While conducting their post-mortem, the Blairites are grappling with the question of how to handle Corbyn. For some, the answer is simple. “There shouldn’t be an accommodation with Corbyn,” John McTernan, Blair’s former director of political operations, told me. “Corbyn is a disaster and he should be allowed to be his own disaster.” But most now adopt a more conciliatory tone. John Woodcock, the chair of Progress, told me: “If he wins, he will be the democratically elected leader and I don’t think there will be any serious attempt to actually depose him or to make it impossible for him to lead.”

Umunna, who earlier rebuked his party for “behaving like a petulant child”, has emphasised that MPs “must accept the result of our contest when it comes and support our new leader in developing an agenda that can return Labour to office”. The shadow business secretary even suggests that he would be prepared to discuss serving in Corbyn’s shadow cabinet if he changed his stances on issues such as nuclear disarmament, Nato, the EU and taxation. Were Umunna, a former leadership contender, to adopt a policy of aggression, he would risk being blamed should Corbyn fail.

Suggestions that the new parliamentary group Labour for the Common Good represents “the resistance” are therefore derided by those close to it. The organisation, which was launched by Umunna and Hunt before Corbyn’s surge, is aimed instead at ensuring the intellectual renewal that modernisers acknowledge has been absent since 2007. It will also try to unite the party’s disparate mainstream factions: the Blairites, the Brownites, the soft left, the old right and Blue Labour. The ascent of Corbyn, who has the declared support of just 15 MPs (6.5 per cent of the party), has persuaded many that they cannot afford the narcissism of small differences. “We need to start working together and not knocking lumps out of each other,” Woodcock says. There will be no defections, no SDP Mk II. “Jeremy’s supporters really underestimate how Labour to the core the modernisers are,” Pat McFadden, the shadow Europe minister, told me.

Although they will not change their party, the Blairites are also not prepared to change their views. “Those of us on this side of Labour are always accused of being willing to sell out for power,” a senior moderniser told me. “Well, we do have political principles and they’re not up for bartering.” He continued: “Jeremy Corbyn is not a moderate . . .
He’s an unreconstructed Bennite who regards the British army as morally equivalent to the IRA. I’m not working with that.”

Most MPs believe that Corbyn will fail but they are divided on when. McFadden has predicted that the left-winger “may even get a poll bounce in the short term, because he’s new and thinking differently”. A member of the shadow cabinet suggested that Labour could eventually fall to as low as 15 per cent in the polls and lose hundreds of councillors.

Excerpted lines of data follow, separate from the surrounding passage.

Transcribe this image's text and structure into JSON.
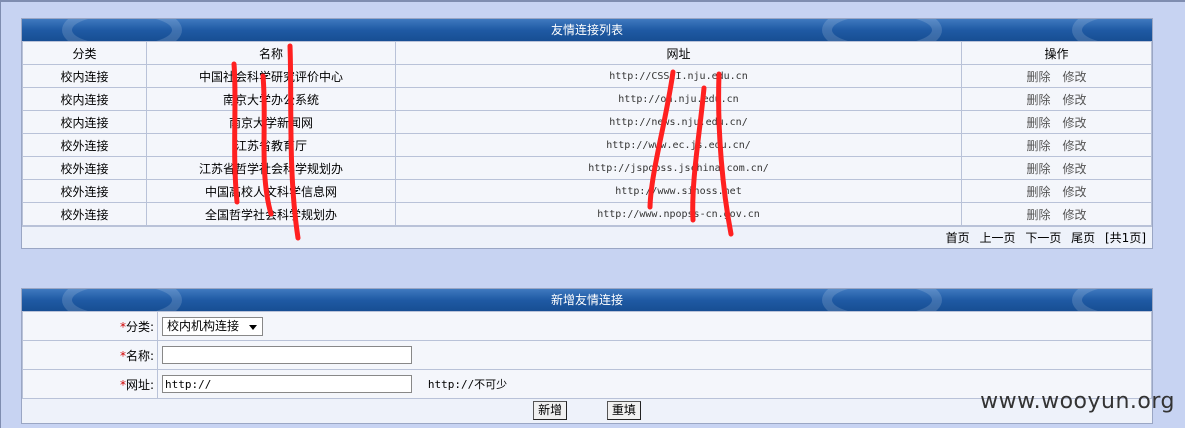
{
  "list_panel": {
    "title": "友情连接列表",
    "columns": [
      "分类",
      "名称",
      "网址",
      "操作"
    ],
    "rows": [
      {
        "category": "校内连接",
        "name": "中国社会科学研究评价中心",
        "url": "http://CSSCI.nju.edu.cn",
        "delete": "删除",
        "edit": "修改"
      },
      {
        "category": "校内连接",
        "name": "南京大学办公系统",
        "url": "http://oa.nju.edu.cn",
        "delete": "删除",
        "edit": "修改"
      },
      {
        "category": "校内连接",
        "name": "南京大学新闻网",
        "url": "http://news.nju.edu.cn/",
        "delete": "删除",
        "edit": "修改"
      },
      {
        "category": "校外连接",
        "name": "江苏省教育厅",
        "url": "http://www.ec.js.edu.cn/",
        "delete": "删除",
        "edit": "修改"
      },
      {
        "category": "校外连接",
        "name": "江苏省哲学社会科学规划办",
        "url": "http://jspopss.jschina.com.cn/",
        "delete": "删除",
        "edit": "修改"
      },
      {
        "category": "校外连接",
        "name": "中国高校人文科学信息网",
        "url": "http://www.sinoss.net",
        "delete": "删除",
        "edit": "修改"
      },
      {
        "category": "校外连接",
        "name": "全国哲学社会科学规划办",
        "url": "http://www.npopss-cn.gov.cn",
        "delete": "删除",
        "edit": "修改"
      }
    ],
    "pager": {
      "first": "首页",
      "prev": "上一页",
      "next": "下一页",
      "last": "尾页",
      "total": "[共1页]"
    }
  },
  "add_panel": {
    "title": "新增友情连接",
    "required_mark": "*",
    "category_label": "分类:",
    "category_value": "校内机构连接",
    "name_label": "名称:",
    "name_value": "",
    "url_label": "网址:",
    "url_value": "http://",
    "url_hint": "http://不可少",
    "submit_label": "新增",
    "reset_label": "重填"
  },
  "watermark": "www.wooyun.org",
  "colors": {
    "title_bar": "#1f5aa4",
    "background": "#c7d3f2",
    "required": "#d00000",
    "scribble": "#ff2020"
  }
}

The challenge for the Blairites is to reboot themselves in time to appear to be an attractive alternative if and when Corbyn falters. Some draw hope from the performance of Tessa Jowell, who they still believe will win the London mayoral selection. “I’ve spoken to people who are voting enthusiastically both for Jeremy and for Tessa,” Wes Streeting, the newly elected MP for Ilford North, said. “They have both run very optimistic, hopeful, positive campaigns.”

But if Corbyn falls, it does not follow that the modernisers will rise. “The question is: how do we stop it happening again if he does go?” a senior frontbencher said. “He’s got no interest or incentive to change the voting method. We could lose nurse and end up with something worse.” If the road back to power is long for Labour, it is longest of all for the Blairites. 

George Eaton is political editor of the New Statesman.

This article first appeared in the 03 September 2015 issue of the New Statesman, Pope of the masses